Goal of the exercise: Copy each line below that contains "Square".

(Study material begins)

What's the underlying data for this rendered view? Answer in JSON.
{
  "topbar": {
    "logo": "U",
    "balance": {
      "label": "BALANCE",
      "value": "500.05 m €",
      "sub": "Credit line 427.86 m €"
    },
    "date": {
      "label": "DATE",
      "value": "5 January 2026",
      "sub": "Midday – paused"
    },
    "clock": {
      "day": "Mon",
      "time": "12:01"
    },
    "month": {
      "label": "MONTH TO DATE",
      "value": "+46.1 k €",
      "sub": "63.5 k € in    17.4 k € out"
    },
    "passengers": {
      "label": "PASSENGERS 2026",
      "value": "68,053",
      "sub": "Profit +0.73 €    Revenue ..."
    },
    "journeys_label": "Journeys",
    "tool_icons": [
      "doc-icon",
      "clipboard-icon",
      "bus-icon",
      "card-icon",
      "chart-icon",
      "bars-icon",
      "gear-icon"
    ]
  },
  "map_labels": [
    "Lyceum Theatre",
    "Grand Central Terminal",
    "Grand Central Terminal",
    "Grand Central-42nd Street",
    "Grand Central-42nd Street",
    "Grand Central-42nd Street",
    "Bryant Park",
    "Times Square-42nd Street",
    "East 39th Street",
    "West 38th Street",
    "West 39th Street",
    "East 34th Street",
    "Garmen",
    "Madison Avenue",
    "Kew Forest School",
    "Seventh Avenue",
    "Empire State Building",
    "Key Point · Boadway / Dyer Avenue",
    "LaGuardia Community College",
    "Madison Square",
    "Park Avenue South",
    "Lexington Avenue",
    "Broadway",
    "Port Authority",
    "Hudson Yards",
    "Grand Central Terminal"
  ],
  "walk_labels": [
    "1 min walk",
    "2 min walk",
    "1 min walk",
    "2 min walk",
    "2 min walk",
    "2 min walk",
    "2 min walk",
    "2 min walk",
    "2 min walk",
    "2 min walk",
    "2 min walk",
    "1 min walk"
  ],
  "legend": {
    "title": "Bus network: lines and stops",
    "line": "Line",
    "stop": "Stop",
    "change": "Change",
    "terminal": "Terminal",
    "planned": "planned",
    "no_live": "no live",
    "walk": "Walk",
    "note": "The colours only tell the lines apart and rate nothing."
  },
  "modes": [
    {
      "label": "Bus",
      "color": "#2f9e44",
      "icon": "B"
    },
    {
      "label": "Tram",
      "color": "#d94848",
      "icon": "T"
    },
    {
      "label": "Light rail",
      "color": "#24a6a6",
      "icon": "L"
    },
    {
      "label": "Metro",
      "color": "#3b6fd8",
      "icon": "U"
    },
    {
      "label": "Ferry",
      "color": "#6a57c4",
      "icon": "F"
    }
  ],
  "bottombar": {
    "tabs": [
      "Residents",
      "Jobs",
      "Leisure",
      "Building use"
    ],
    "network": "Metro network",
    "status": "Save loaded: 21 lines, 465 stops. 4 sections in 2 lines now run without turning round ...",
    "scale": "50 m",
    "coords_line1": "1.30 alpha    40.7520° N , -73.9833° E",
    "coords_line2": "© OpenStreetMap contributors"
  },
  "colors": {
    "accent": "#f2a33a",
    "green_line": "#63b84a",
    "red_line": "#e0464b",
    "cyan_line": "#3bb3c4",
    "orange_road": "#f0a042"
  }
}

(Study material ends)

Expected answer:
    "Times Square-42nd Street",
    "Madison Square",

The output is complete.